The Ontario Jockey Club reported today that wagering continued its strong upward trend in 2000. A record $1,221,684,460 in wagers was handled by the company, up 11.6% from $1,094,511,000 in 1999. Total wagering at the two OJC tracks, Woodbine and Mohawk, at 27 off-track wagering sites in the Greater Toronto Area (GTA), and by telephone account bettors, totalled $854,866,100, an increase of 7.4% over the $795.8 million recorded in 1999. Thoroughbred racing attracted $537 million in wagers, while standardbred racing accounted for $318 million of the total. In 1998 the OJC operations in the GTA recorded wagering of $753.2 million. There has been an increase in wagering of $100 million in just two years in the Toronto area.The Company also reported significant increases in wagering on its products in markets outside the GTA. On the thoroughbred side, bettors in other parts of Canada and the United States wagered $146.4 million on OJC racing, up by 20% from the $122.3 million of a year ago. On the standardbred side, bettors outside of the GTA wagered $220 million on OJC racing, a gain of 25% from the $176.3 million recorded last year.

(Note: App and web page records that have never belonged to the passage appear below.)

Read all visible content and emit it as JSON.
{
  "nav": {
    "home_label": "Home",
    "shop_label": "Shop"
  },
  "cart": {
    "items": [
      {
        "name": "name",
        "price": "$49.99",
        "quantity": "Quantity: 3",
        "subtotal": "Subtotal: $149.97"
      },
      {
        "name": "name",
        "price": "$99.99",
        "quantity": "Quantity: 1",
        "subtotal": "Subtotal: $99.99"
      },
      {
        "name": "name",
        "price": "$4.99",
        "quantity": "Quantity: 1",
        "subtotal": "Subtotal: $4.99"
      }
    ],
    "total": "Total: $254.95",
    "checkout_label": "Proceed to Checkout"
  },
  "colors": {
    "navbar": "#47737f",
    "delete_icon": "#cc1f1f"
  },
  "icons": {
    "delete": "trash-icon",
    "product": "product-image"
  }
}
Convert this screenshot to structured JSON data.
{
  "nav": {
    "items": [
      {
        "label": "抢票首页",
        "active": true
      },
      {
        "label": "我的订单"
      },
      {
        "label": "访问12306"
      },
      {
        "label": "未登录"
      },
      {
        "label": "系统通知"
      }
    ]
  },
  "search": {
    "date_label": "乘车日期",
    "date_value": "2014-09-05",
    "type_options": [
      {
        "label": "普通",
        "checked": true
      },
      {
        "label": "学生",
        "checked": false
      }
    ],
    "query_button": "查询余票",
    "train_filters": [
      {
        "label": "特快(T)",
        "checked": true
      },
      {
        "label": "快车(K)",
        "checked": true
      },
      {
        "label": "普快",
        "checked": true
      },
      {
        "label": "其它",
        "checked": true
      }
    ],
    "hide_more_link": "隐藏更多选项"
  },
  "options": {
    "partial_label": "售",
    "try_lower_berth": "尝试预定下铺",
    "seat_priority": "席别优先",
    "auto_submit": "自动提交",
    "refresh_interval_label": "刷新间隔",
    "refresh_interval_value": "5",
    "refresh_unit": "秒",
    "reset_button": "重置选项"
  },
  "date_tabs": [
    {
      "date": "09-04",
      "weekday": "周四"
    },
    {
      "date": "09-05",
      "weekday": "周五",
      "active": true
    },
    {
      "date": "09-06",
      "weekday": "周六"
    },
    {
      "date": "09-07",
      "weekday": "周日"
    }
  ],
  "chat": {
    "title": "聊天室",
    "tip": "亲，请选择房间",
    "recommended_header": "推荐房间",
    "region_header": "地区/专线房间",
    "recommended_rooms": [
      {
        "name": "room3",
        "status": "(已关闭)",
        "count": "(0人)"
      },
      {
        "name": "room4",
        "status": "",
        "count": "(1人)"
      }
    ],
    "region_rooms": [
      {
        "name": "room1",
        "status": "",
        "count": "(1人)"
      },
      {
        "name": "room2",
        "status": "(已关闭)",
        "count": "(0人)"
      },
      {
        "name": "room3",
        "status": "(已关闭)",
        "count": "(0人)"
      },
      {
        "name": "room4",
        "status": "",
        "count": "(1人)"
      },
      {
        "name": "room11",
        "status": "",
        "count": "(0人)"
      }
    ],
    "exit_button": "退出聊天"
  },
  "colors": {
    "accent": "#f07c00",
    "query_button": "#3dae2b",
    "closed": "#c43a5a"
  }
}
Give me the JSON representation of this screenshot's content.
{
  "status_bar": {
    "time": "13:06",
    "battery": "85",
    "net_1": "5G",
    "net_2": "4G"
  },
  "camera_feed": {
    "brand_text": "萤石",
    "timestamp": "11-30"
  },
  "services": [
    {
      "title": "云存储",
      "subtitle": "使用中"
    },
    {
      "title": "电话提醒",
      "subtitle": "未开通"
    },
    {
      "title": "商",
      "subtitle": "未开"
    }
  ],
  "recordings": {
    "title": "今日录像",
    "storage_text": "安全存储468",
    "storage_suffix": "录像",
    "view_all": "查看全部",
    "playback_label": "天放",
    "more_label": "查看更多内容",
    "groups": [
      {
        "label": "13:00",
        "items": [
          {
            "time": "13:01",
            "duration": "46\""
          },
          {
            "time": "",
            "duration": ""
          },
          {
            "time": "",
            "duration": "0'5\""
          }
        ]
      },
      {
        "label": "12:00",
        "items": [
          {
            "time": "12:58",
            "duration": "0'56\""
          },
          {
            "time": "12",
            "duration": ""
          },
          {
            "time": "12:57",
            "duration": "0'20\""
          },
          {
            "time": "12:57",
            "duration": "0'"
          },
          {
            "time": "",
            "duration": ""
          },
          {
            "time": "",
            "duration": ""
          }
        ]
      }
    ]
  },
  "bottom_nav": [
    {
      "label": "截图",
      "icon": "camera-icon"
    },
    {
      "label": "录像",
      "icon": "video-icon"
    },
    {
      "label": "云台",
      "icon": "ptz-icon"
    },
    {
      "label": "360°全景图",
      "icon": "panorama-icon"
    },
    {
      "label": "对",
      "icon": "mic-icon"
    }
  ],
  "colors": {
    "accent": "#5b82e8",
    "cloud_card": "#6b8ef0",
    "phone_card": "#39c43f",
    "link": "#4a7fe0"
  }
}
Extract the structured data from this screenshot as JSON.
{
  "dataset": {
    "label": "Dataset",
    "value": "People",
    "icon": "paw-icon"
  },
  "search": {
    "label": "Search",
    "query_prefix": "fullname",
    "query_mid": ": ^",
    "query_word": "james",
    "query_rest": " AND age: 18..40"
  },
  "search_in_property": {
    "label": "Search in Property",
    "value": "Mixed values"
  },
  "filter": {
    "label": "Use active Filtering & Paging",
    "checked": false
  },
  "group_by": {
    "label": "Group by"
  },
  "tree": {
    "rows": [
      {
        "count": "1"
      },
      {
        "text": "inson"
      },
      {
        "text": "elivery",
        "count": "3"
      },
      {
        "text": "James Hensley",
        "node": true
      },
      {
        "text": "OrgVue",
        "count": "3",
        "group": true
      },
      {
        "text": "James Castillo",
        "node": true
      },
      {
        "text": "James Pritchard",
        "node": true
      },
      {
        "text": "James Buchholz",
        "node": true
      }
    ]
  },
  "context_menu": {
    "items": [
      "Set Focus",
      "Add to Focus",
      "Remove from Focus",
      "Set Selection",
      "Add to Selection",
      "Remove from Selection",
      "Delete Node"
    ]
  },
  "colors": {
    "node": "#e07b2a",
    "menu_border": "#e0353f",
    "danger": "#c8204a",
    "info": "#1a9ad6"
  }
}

The OJC operated a total of 420 days of live racing in 2000 - 160 for thoroughbreds and 260 for standardbreds. Average daily wagering from all sources on Woodbine's thoroughbred racing was $1,831,784 (1999: $1,584,102) and on Woodbine/Mohawk's standardbred racing it was $1,430,956 (1999: $1,241,889).Daily average purse distribution for thoroughbred horsemen was $470,000 (1999: $304,000) and for standardbred horsemen it was $216,000 (1999: $149,000). The rejuvenated horse racing business in the Toronto area has benefited from a provincial tax cut in 1996 and was on an upswing even before the arrival of slot machines at Woodbine and Mohawk. The introduction of slots has been beneficial in terms of increased purses for horse people and the increased number of visitors to each racetrack. Annually, over 7,000,000 people are visiting Woodbine and Mohawk racetracks.